--- Aim of the task ---
The pictures stay out; all of the data is to be printed exactly.

--- Input data ---
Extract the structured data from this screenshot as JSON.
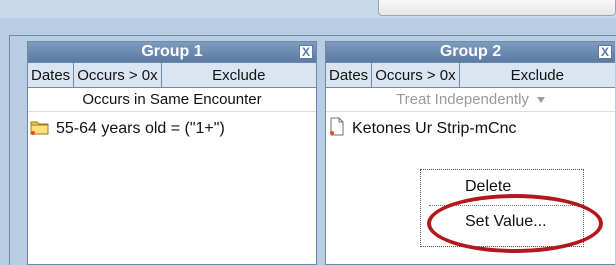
{
  "groups": [
    {
      "title": "Group 1",
      "close_label": "X",
      "tabs": [
        "Dates",
        "Occurs > 0x",
        "Exclude"
      ],
      "timing": "Occurs in Same Encounter",
      "items": [
        "55-64 years old = (\"1+\")"
      ]
    },
    {
      "title": "Group 2",
      "close_label": "X",
      "tabs": [
        "Dates",
        "Occurs > 0x",
        "Exclude"
      ],
      "timing": "Treat Independently",
      "items": [
        "Ketones Ur Strip-mCnc"
      ]
    }
  ],
  "context_menu": {
    "delete": "Delete",
    "set_value": "Set Value..."
  },
  "colors": {
    "header": "#6b89b0",
    "background": "#b8cde4",
    "annotation": "#b3171c"
  },
  "icons": {
    "folder": "folder-icon",
    "document": "document-icon"
  }
}
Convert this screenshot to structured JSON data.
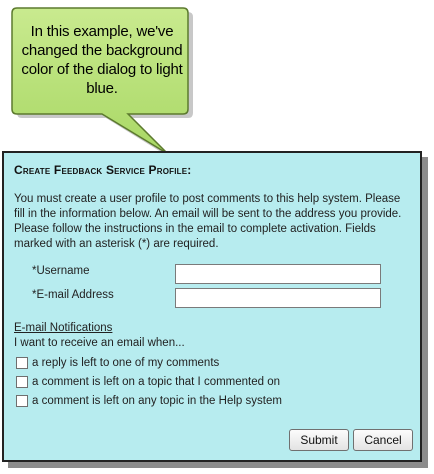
{
  "callout": {
    "text": "In this example, we've changed the background color of the dialog to light blue.",
    "fill_color": "#bde47c",
    "border_color": "#5c7a2e"
  },
  "dialog": {
    "background_color": "#b7ecef",
    "title": "Create Feedback Service Profile:",
    "intro": "You must create a user profile to post comments to this help system. Please fill in the information below. An email will be sent to the address you provide. Please follow the instructions in the email to complete activation. Fields marked with an asterisk (*) are required.",
    "fields": {
      "username_label": "*Username",
      "username_value": "",
      "email_label": "*E-mail Address",
      "email_value": ""
    },
    "notifications": {
      "heading": "E-mail Notifications",
      "subheading": "I want to receive an email when...",
      "options": [
        {
          "label": "a reply is left to one of my comments",
          "checked": false
        },
        {
          "label": "a comment is left on a topic that I commented on",
          "checked": false
        },
        {
          "label": "a comment is left on any topic in the Help system",
          "checked": false
        }
      ]
    },
    "buttons": {
      "submit": "Submit",
      "cancel": "Cancel"
    }
  }
}
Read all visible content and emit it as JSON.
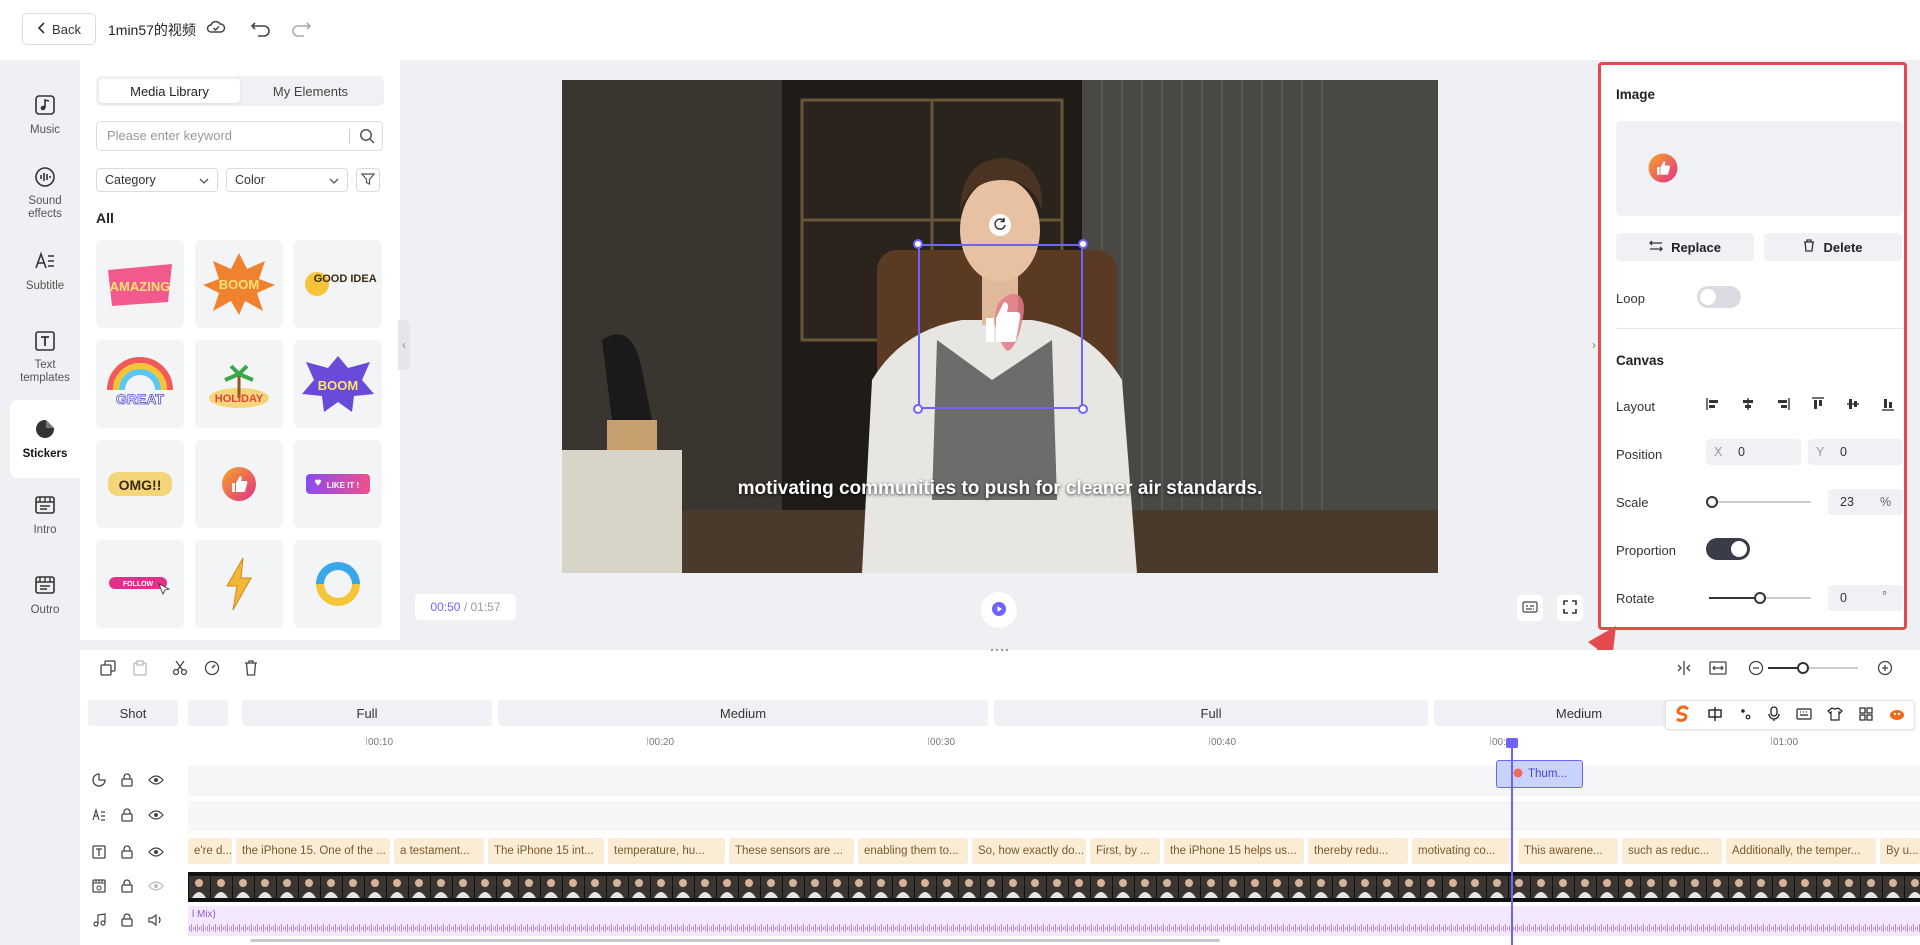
{
  "header": {
    "back_label": "Back",
    "project_title": "1min57的视频"
  },
  "nav": {
    "items": [
      {
        "label": "Music",
        "icon": "music-icon"
      },
      {
        "label": "Sound effects",
        "icon": "sound-effects-icon"
      },
      {
        "label": "Subtitle",
        "icon": "subtitle-icon"
      },
      {
        "label": "Text templates",
        "icon": "text-template-icon"
      },
      {
        "label": "Stickers",
        "icon": "sticker-icon",
        "active": true
      },
      {
        "label": "Intro",
        "icon": "intro-icon"
      },
      {
        "label": "Outro",
        "icon": "outro-icon"
      }
    ]
  },
  "media": {
    "tabs": [
      "Media Library",
      "My Elements"
    ],
    "active_tab": "Media Library",
    "search_placeholder": "Please enter keyword",
    "category_label": "Category",
    "color_label": "Color",
    "section_label": "All",
    "stickers": [
      {
        "name": "amazing-sticker",
        "text": "AMAZING"
      },
      {
        "name": "boom-sticker",
        "text": "BOOM"
      },
      {
        "name": "good-idea-sticker",
        "text": "GOOD IDEA!"
      },
      {
        "name": "great-sticker",
        "text": "GREAT"
      },
      {
        "name": "holiday-sticker",
        "text": "HOLIDAY"
      },
      {
        "name": "boom-purple-sticker",
        "text": "BOOM"
      },
      {
        "name": "omg-sticker",
        "text": "OMG!!"
      },
      {
        "name": "thumbs-up-sticker",
        "text": ""
      },
      {
        "name": "like-it-sticker",
        "text": "LIKE IT !"
      },
      {
        "name": "follow-sticker",
        "text": "FOLLOW"
      },
      {
        "name": "lightning-sticker",
        "text": ""
      },
      {
        "name": "swirl-sticker",
        "text": ""
      }
    ]
  },
  "preview": {
    "subtitle": "motivating communities to push for cleaner air standards.",
    "current_time": "00:50",
    "total_time": "01:57"
  },
  "props": {
    "image_title": "Image",
    "replace_label": "Replace",
    "delete_label": "Delete",
    "loop_label": "Loop",
    "loop_on": false,
    "canvas_title": "Canvas",
    "layout_label": "Layout",
    "position_label": "Position",
    "pos_x_axis": "X",
    "pos_x": "0",
    "pos_y_axis": "Y",
    "pos_y": "0",
    "scale_label": "Scale",
    "scale_value": "23",
    "scale_unit": "%",
    "proportion_label": "Proportion",
    "proportion_on": true,
    "rotate_label": "Rotate",
    "rotate_value": "0",
    "rotate_unit": "°"
  },
  "timeline": {
    "shot_label": "Shot",
    "shots": [
      "Full",
      "Medium",
      "Full",
      "Medium"
    ],
    "ruler": [
      "00:10",
      "00:20",
      "00:30",
      "00:40",
      "00:50",
      "01:00"
    ],
    "sticker_clip_label": "Thum...",
    "subtitles": [
      "e're d...",
      "the iPhone 15. One of the ...",
      "a testament...",
      "The iPhone 15 int...",
      "temperature, hu...",
      "These sensors are ...",
      "enabling them to...",
      "So, how exactly do...",
      "First, by ...",
      "the iPhone 15 helps us...",
      "thereby redu...",
      "motivating co...",
      "This awarene...",
      "such as reduc...",
      "Additionally, the temper...",
      "By u..."
    ],
    "audio_label": "l Mix)"
  },
  "colors": {
    "accent": "#6e63ff",
    "highlight_border": "#e5484d",
    "subtitle_chip": "#fbecd6",
    "audio_track": "#f0e4ff"
  }
}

--- Solution to the exercise ---
Extract the structured data from this screenshot as JSON.
{
  "groups": [
    {
      "title": "Group 1",
      "close_label": "X",
      "tabs": [
        "Dates",
        "Occurs > 0x",
        "Exclude"
      ],
      "timing": "Occurs in Same Encounter",
      "items": [
        "55-64 years old = (\"1+\")"
      ]
    },
    {
      "title": "Group 2",
      "close_label": "X",
      "tabs": [
        "Dates",
        "Occurs > 0x",
        "Exclude"
      ],
      "timing": "Treat Independently",
      "items": [
        "Ketones Ur Strip-mCnc"
      ]
    }
  ],
  "context_menu": {
    "delete": "Delete",
    "set_value": "Set Value..."
  },
  "colors": {
    "header": "#6b89b0",
    "background": "#b8cde4",
    "annotation": "#b3171c"
  },
  "icons": {
    "folder": "folder-icon",
    "document": "document-icon"
  }
}
Convert this screenshot to structured JSON data.
{
  "callout": {
    "text": "In this example, we've changed the background color of the dialog to light blue.",
    "fill_color": "#bde47c",
    "border_color": "#5c7a2e"
  },
  "dialog": {
    "background_color": "#b7ecef",
    "title": "Create Feedback Service Profile:",
    "intro": "You must create a user profile to post comments to this help system. Please fill in the information below. An email will be sent to the address you provide. Please follow the instructions in the email to complete activation. Fields marked with an asterisk (*) are required.",
    "fields": {
      "username_label": "*Username",
      "username_value": "",
      "email_label": "*E-mail Address",
      "email_value": ""
    },
    "notifications": {
      "heading": "E-mail Notifications",
      "subheading": "I want to receive an email when...",
      "options": [
        {
          "label": "a reply is left to one of my comments",
          "checked": false
        },
        {
          "label": "a comment is left on a topic that I commented on",
          "checked": false
        },
        {
          "label": "a comment is left on any topic in the Help system",
          "checked": false
        }
      ]
    },
    "buttons": {
      "submit": "Submit",
      "cancel": "Cancel"
    }
  }
}
Read all visible content and emit it as JSON.
{
  "header": {
    "back_label": "Back",
    "project_title": "1min57的视频"
  },
  "nav": {
    "items": [
      {
        "label": "Music",
        "icon": "music-icon"
      },
      {
        "label": "Sound effects",
        "icon": "sound-effects-icon"
      },
      {
        "label": "Subtitle",
        "icon": "subtitle-icon"
      },
      {
        "label": "Text templates",
        "icon": "text-template-icon"
      },
      {
        "label": "Stickers",
        "icon": "sticker-icon",
        "active": true
      },
      {
        "label": "Intro",
        "icon": "intro-icon"
      },
      {
        "label": "Outro",
        "icon": "outro-icon"
      }
    ]
  },
  "media": {
    "tabs": [
      "Media Library",
      "My Elements"
    ],
    "active_tab": "Media Library",
    "search_placeholder": "Please enter keyword",
    "category_label": "Category",
    "color_label": "Color",
    "section_label": "All",
    "stickers": [
      {
        "name": "amazing-sticker",
        "text": "AMAZING"
      },
      {
        "name": "boom-sticker",
        "text": "BOOM"
      },
      {
        "name": "good-idea-sticker",
        "text": "GOOD IDEA!"
      },
      {
        "name": "great-sticker",
        "text": "GREAT"
      },
      {
        "name": "holiday-sticker",
        "text": "HOLIDAY"
      },
      {
        "name": "boom-purple-sticker",
        "text": "BOOM"
      },
      {
        "name": "omg-sticker",
        "text": "OMG!!"
      },
      {
        "name": "thumbs-up-sticker",
        "text": ""
      },
      {
        "name": "like-it-sticker",
        "text": "LIKE IT !"
      },
      {
        "name": "follow-sticker",
        "text": "FOLLOW"
      },
      {
        "name": "lightning-sticker",
        "text": ""
      },
      {
        "name": "swirl-sticker",
        "text": ""
      }
    ]
  },
  "preview": {
    "subtitle": "motivating communities to push for cleaner air standards.",
    "current_time": "00:50",
    "total_time": "01:57"
  },
  "props": {
    "image_title": "Image",
    "replace_label": "Replace",
    "delete_label": "Delete",
    "loop_label": "Loop",
    "loop_on": false,
    "canvas_title": "Canvas",
    "layout_label": "Layout",
    "position_label": "Position",
    "pos_x_axis": "X",
    "pos_x": "0",
    "pos_y_axis": "Y",
    "pos_y": "0",
    "scale_label": "Scale",
    "scale_value": "23",
    "scale_unit": "%",
    "proportion_label": "Proportion",
    "proportion_on": true,
    "rotate_label": "Rotate",
    "rotate_value": "0",
    "rotate_unit": "°"
  },
  "timeline": {
    "shot_label": "Shot",
    "shots": [
      "Full",
      "Medium",
      "Full",
      "Medium"
    ],
    "ruler": [
      "00:10",
      "00:20",
      "00:30",
      "00:40",
      "00:50",
      "01:00"
    ],
    "sticker_clip_label": "Thum...",
    "subtitles": [
      "e're d...",
      "the iPhone 15. One of the ...",
      "a testament...",
      "The iPhone 15 int...",
      "temperature, hu...",
      "These sensors are ...",
      "enabling them to...",
      "So, how exactly do...",
      "First, by ...",
      "the iPhone 15 helps us...",
      "thereby redu...",
      "motivating co...",
      "This awarene...",
      "such as reduc...",
      "Additionally, the temper...",
      "By u..."
    ],
    "audio_label": "l Mix)"
  },
  "colors": {
    "accent": "#6e63ff",
    "highlight_border": "#e5484d",
    "subtitle_chip": "#fbecd6",
    "audio_track": "#f0e4ff"
  }
}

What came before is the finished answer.